“Our children are watching and listening,” Pigott continued. “The truth is, our LGBTQ+ students may be fighting and struggling for much of their lives. They need these books like they need oxygen – especially given the notable scarcity of our role models in this community. But more than that, they need our affirmation – especially right now.” 

READ: Virginia public school system reaffirms commitment to pedophilia and hardcore pornography for kids

The board meeting was called in response to an appeal made to a decision the district’s Material Review Committee made in May, which rejected a complaint made by a school parent about the book’s presence in the high school library.  

District superintendent Dennis Furton, who with the high school principal selects the members of the committee, sent a letter to parents last Friday explaining the committee’s initial rejection of the complaint. According to Furton, keeping the book in the school library “served a greater interest (combating isolation, affirming a child’s reality) than restricting access or removing the book altogether.”  

While the final decision of the committee is made by the superintendent, if a parent appeals the committee’s decision, the school board must vote whether to keep the material or not. 

While the parent who issued the complaint chose not to be identified, he explained his reasons behind the complaint after the school board voted in favor of restricting the book.

“My objection to some of the content in this book has nothing to do with the LGBTQ+ theme,” the parent stated. “My request to remove the book is due to the mature sexual content of the graphic novel and its images of nude individuals engaged in sexual acts.”  

The board allowed those in favor of the book to speak once the parent finished his remarks, and then moved to debate the matter.
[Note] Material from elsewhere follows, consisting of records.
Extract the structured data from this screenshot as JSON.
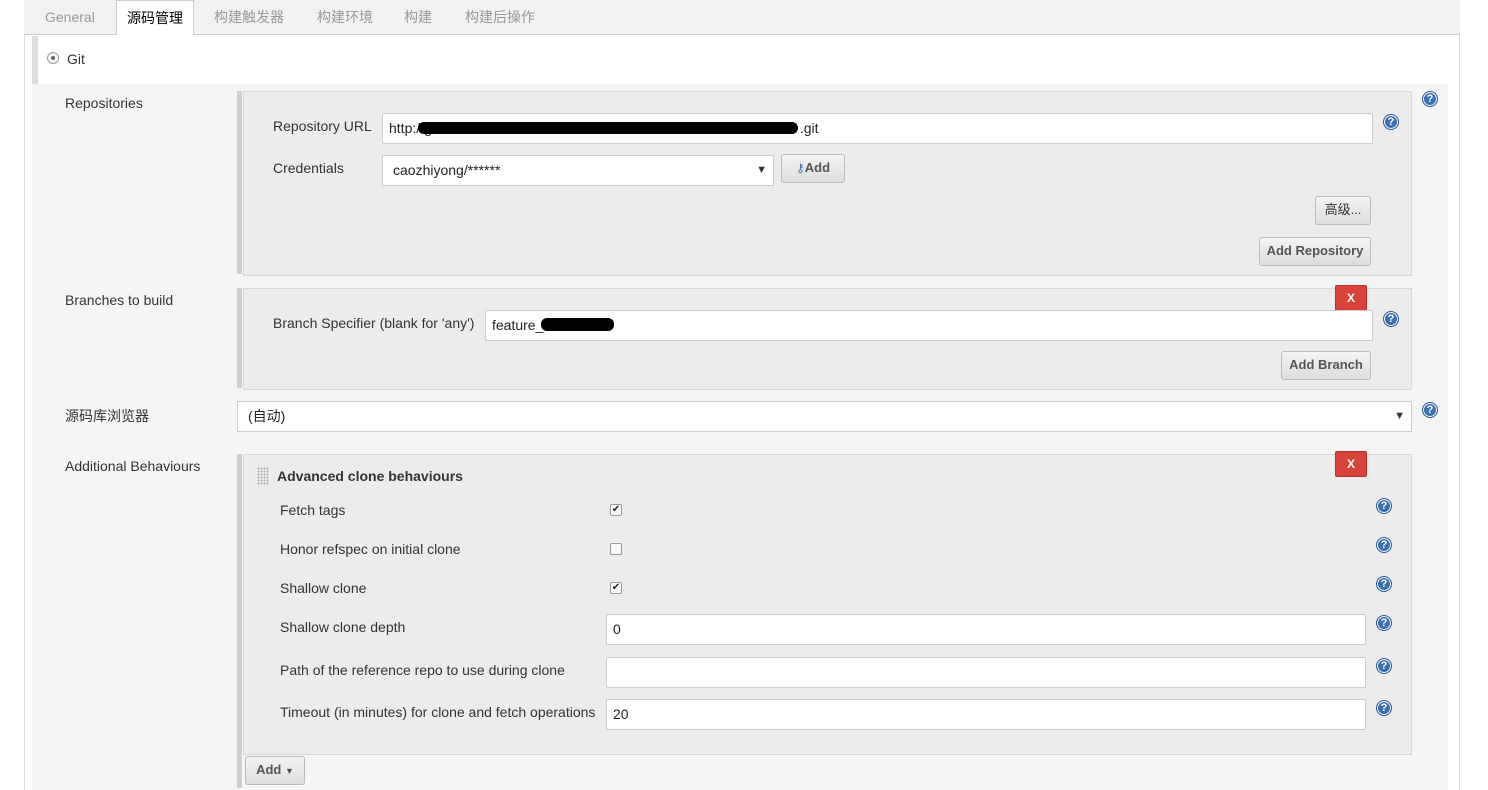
{
  "tabs": [
    {
      "label": "General"
    },
    {
      "label": "源码管理"
    },
    {
      "label": "构建触发器"
    },
    {
      "label": "构建环境"
    },
    {
      "label": "构建"
    },
    {
      "label": "构建后操作"
    }
  ],
  "scm": {
    "git_label": "Git"
  },
  "repositories": {
    "section_label": "Repositories",
    "url_label": "Repository URL",
    "url_prefix": "http://g",
    "url_suffix": ".git",
    "credentials_label": "Credentials",
    "credentials_value": "caozhiyong/******",
    "add_label": "Add",
    "advanced_label": "高级...",
    "add_repository_label": "Add Repository"
  },
  "branches": {
    "section_label": "Branches to build",
    "remove_label": "X",
    "specifier_label": "Branch Specifier (blank for 'any')",
    "specifier_value": "feature_",
    "add_branch_label": "Add Branch"
  },
  "browser": {
    "label": "源码库浏览器",
    "value": "(自动)"
  },
  "behaviours": {
    "section_label": "Additional Behaviours",
    "remove_label": "X",
    "title": "Advanced clone behaviours",
    "fetch_tags": {
      "label": "Fetch tags",
      "checked": true
    },
    "honor_refspec": {
      "label": "Honor refspec on initial clone",
      "checked": false
    },
    "shallow_clone": {
      "label": "Shallow clone",
      "checked": true
    },
    "depth": {
      "label": "Shallow clone depth",
      "value": "0"
    },
    "reference": {
      "label": "Path of the reference repo to use during clone",
      "value": ""
    },
    "timeout": {
      "label": "Timeout (in minutes) for clone and fetch operations",
      "value": "20"
    },
    "add_label": "Add"
  },
  "icons": {
    "help": "help-icon",
    "checkmark": "checkmark-icon",
    "key": "key-icon",
    "drag": "drag-handle-icon"
  },
  "colors": {
    "remove_button": "#d9443a",
    "help_icon": "#3a6fb3"
  }
}
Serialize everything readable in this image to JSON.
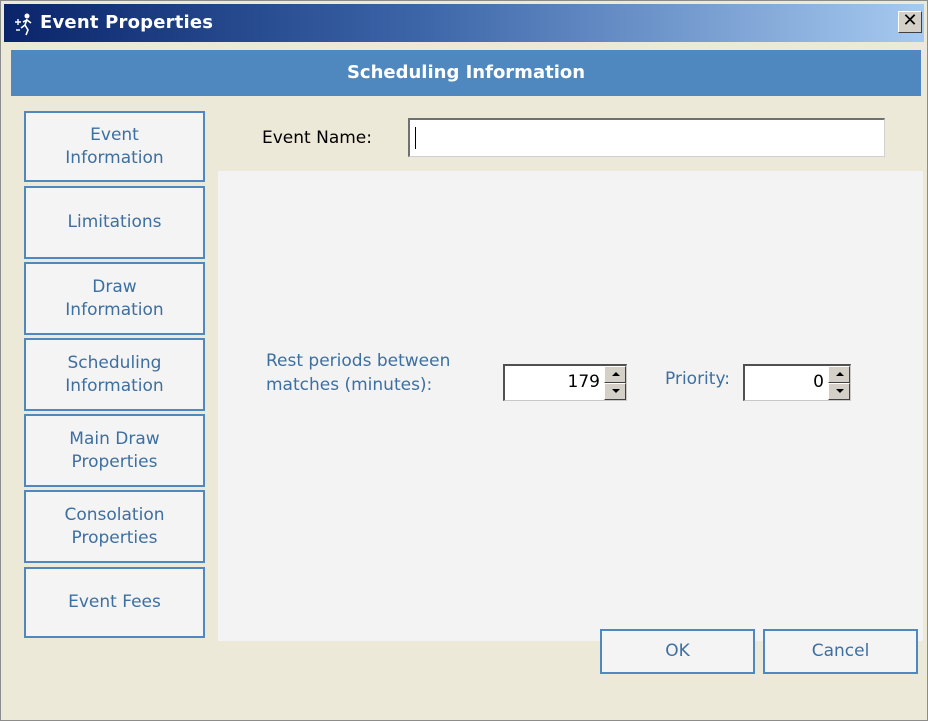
{
  "window": {
    "title": "Event Properties",
    "title_icon": "tournament-figures-icon",
    "close_glyph": "✕"
  },
  "header": {
    "title": "Scheduling Information"
  },
  "sidebar": {
    "items": [
      {
        "label": "Event\nInformation"
      },
      {
        "label": "Limitations"
      },
      {
        "label": "Draw\nInformation"
      },
      {
        "label": "Scheduling\nInformation"
      },
      {
        "label": "Main Draw\nProperties"
      },
      {
        "label": "Consolation\nProperties"
      },
      {
        "label": "Event Fees"
      }
    ]
  },
  "form": {
    "event_name_label": "Event Name:",
    "event_name_value": "",
    "rest_label_line1": "Rest periods between",
    "rest_label_line2": "matches (minutes):",
    "rest_value": "179",
    "priority_label": "Priority:",
    "priority_value": "0"
  },
  "buttons": {
    "ok": "OK",
    "cancel": "Cancel"
  },
  "colors": {
    "accent": "#4f88be",
    "label_blue": "#3d6fa1",
    "window_bg": "#ece9d8"
  }
}
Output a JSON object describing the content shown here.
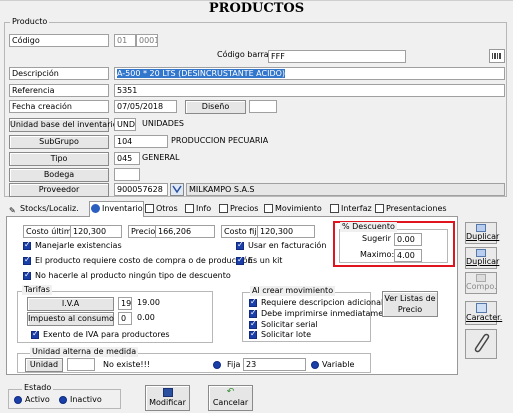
{
  "window": {
    "title": "PRODUCTOS"
  },
  "producto_group": {
    "label": "Producto"
  },
  "form": {
    "codigo": {
      "label": "Código",
      "value1": "01",
      "value2": "0001"
    },
    "codigo_barras": {
      "label": "Código barras",
      "value": "FFF"
    },
    "descripcion": {
      "label": "Descripción",
      "value": "A-500 * 20 LTS (DESINCRUSTANTE ACIDO)"
    },
    "referencia": {
      "label": "Referencia",
      "value": "5351"
    },
    "fecha_creacion": {
      "label": "Fecha creación",
      "value": "07/05/2018"
    },
    "diseno_label": "Diseño",
    "unidad_base": {
      "label": "Unidad base del inventario",
      "code": "UND",
      "name": "UNIDADES"
    },
    "subgrupo": {
      "label": "SubGrupo",
      "code": "104",
      "name": "PRODUCCION PECUARIA"
    },
    "tipo": {
      "label": "Tipo",
      "code": "045",
      "name": "GENERAL"
    },
    "bodega": {
      "label": "Bodega",
      "value": ""
    },
    "proveedor": {
      "label": "Proveedor",
      "code": "900057628",
      "name": "MILKAMPO S.A.S"
    }
  },
  "tabs": [
    {
      "label": "Stocks/Localiz."
    },
    {
      "label": "Inventario"
    },
    {
      "label": "Otros"
    },
    {
      "label": "Info"
    },
    {
      "label": "Precios"
    },
    {
      "label": "Movimiento"
    },
    {
      "label": "Interfaz"
    },
    {
      "label": "Presentaciones"
    }
  ],
  "inventario": {
    "costo_ultimo": {
      "label": "Costo último",
      "value": "120,300"
    },
    "precio": {
      "label": "Precio",
      "value": "166,206"
    },
    "costo_fijo": {
      "label": "Costo fijo",
      "value": "120,300"
    },
    "checks_left": [
      "Manejarle existencias",
      "El producto requiere costo de compra o de producción",
      "No hacerle al producto ningún tipo de descuento"
    ],
    "checks_right": [
      "Usar en facturación",
      "Es un kit"
    ],
    "descuento": {
      "title": "% Descuento",
      "sugerir_label": "Sugerir",
      "sugerir_value": "0.00",
      "maximo_label": "Maximo:",
      "maximo_value": "4.00"
    },
    "tarifas": {
      "title": "Tarifas",
      "iva_label": "I.V.A",
      "iva_code": "19",
      "iva_value": "19.00",
      "consumo_label": "Impuesto al consumo",
      "consumo_code": "0",
      "consumo_value": "0.00",
      "exento_label": "Exento de IVA para productores"
    },
    "al_crear": {
      "title": "Al crear movimiento",
      "checks": [
        "Requiere descripcion adicional",
        "Debe imprimirse inmediatamente",
        "Solicitar serial",
        "Solicitar lote"
      ]
    },
    "ver_listas": "Ver Listas de Precio",
    "unidad_alterna": {
      "title": "Unidad alterna de medida",
      "unidad_label": "Unidad",
      "unidad_value": "",
      "no_existe": "No existe!!!",
      "fija_label": "Fija",
      "fija_value": "23",
      "variable_label": "Variable"
    }
  },
  "side_buttons": [
    {
      "label": "Duplicar"
    },
    {
      "label": "Duplicar"
    },
    {
      "label": "Compo."
    },
    {
      "label": "Caracter."
    }
  ],
  "estado": {
    "title": "Estado",
    "activo": "Activo",
    "inactivo": "Inactivo"
  },
  "footer": {
    "modificar": "Modificar",
    "cancelar": "Cancelar"
  },
  "colors": {
    "highlight_box": "#e0141e",
    "selection": "#3377cc",
    "check_blue": "#1a3fa8"
  }
}
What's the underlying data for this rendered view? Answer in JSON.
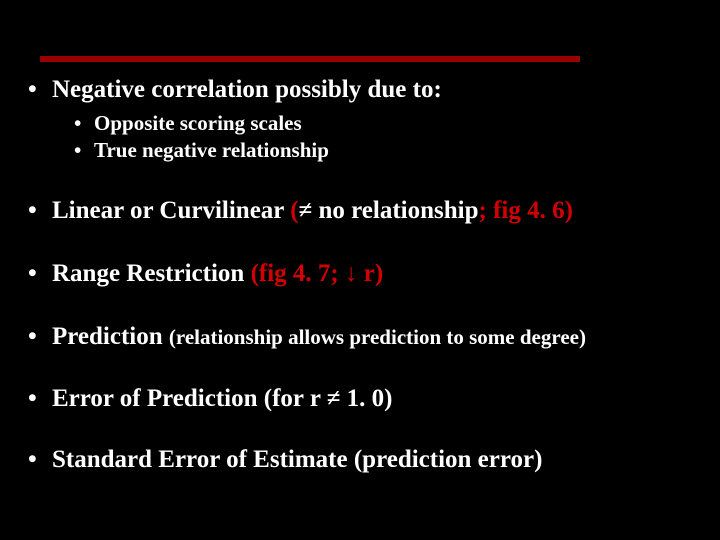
{
  "b1": {
    "text": "Negative correlation possibly due to:",
    "sub": [
      "Opposite scoring scales",
      "True negative relationship"
    ]
  },
  "b2": {
    "pre": "Linear  or  Curvilinear ",
    "par_open": "(",
    "neq": "≠ no relationship",
    "semi": "; ",
    "fig": "fig 4. 6",
    "par_close": ")"
  },
  "b3": {
    "pre": "Range Restriction ",
    "red": "(fig 4. 7; ↓ r)"
  },
  "b4": {
    "pre": "Prediction ",
    "rest": "(relationship allows prediction to some degree)"
  },
  "b5": "Error of Prediction (for r ≠ 1. 0)",
  "b6": "Standard Error of Estimate (prediction error)"
}
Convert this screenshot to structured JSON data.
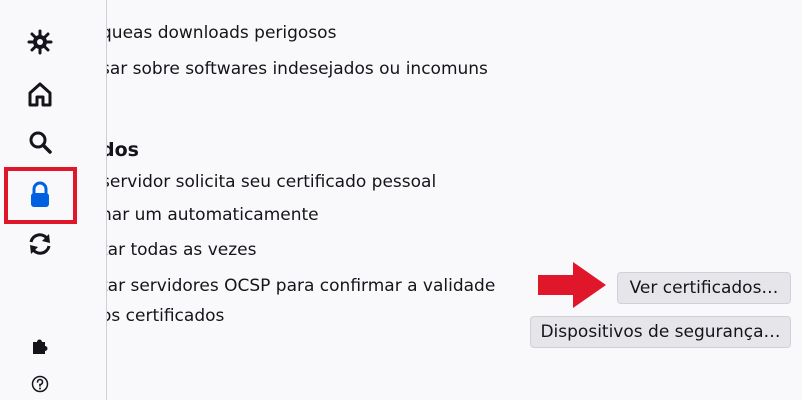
{
  "sidebar": {
    "items": [
      {
        "icon": "gear-icon"
      },
      {
        "icon": "home-icon"
      },
      {
        "icon": "search-icon"
      },
      {
        "icon": "lock-icon",
        "selected": true
      },
      {
        "icon": "sync-icon"
      },
      {
        "icon": "puzzle-icon"
      },
      {
        "icon": "help-icon"
      }
    ]
  },
  "content": {
    "block_downloads": "queas downloads perigosos",
    "warn_software": "sar sobre softwares indesejados ou incomuns",
    "certificates_heading": "dos",
    "server_requests": "servidor solicita seu certificado pessoal",
    "select_auto": "nar um automaticamente",
    "ask_every_time": "tar todas as vezes",
    "ocsp": "tar servidores OCSP para confirmar a validade",
    "of_certificates": "os certificados",
    "view_certificates_button": "Ver certificados…",
    "security_devices_button": "Dispositivos de segurança…"
  },
  "colors": {
    "accent": "#0061e0",
    "annotation": "#e0162b"
  }
}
However, those opposed to Gender Queer complained that their opinion was not being taken into account as the public comment section was moved to after the board’s vote, and shouts of “vote them out” could be heard throughout the meeting. Current district policy allows only for the parent who issued the complaint to speak against an offending book, the local Grand Haven Tribune reported. 

During the comment period, the first speaker, who advocated for a complete ban of Gender Queer, spoke over the board’s three minute time limit, which prompted Furton to take the microphone away from her. 

The board initiated a break in the discussion after another parent attempted to talk without the microphone, but ended the meeting after the brief recess. Nicles told the Daily Beast that parents both in support of and against Gender Queer refused to follow the board’s rules during the public comment period.  

Last week, Becki Deater, a parent from Spring Lake School District, told WOOD that while the May complaint was about Gender Queer, there were other sexually explicit books in the school library. 

Sexually explicit books making their way into the hands of children has been a growing concern among American parents, particularly since the rise of the LGBT movement. 

Earlier this month in the largely Muslim-populated city of Dearborn, Michigan, parents held a rally urging the local school district to ban radical gender theory and sexually explicit material from its schools.

According to journalist Christopher Rufo, “Parents were outraged when they discovered that the local school district had promoted a book that teaches children the ‘ins and outs of gay sex’ and ‘how sex apps work.’

Last year in Pennsylvania, two school board members made headlines for publicly condemning the fact that one of the schools under the board’s purview placed pro-LGBT books on display in the library for children to read, as part of “pride month.” 

READ: Virginia school board removes sexually explicit LGBT book from its libraries

Like Gender Queer, one of the books on display at the Pennsylvania school also contained “graphic descriptions” of sexual acts carried out by children, which one of the board members described as “nothing less than porn for youngsters.” 

Following the controversies caused by books such as Gender Queer, a wave of Republican electoral victories have begun to sweep the nation, as more parents become aware of the true nature of gender ideology, critical race theory and other school policies they deem harmful to children.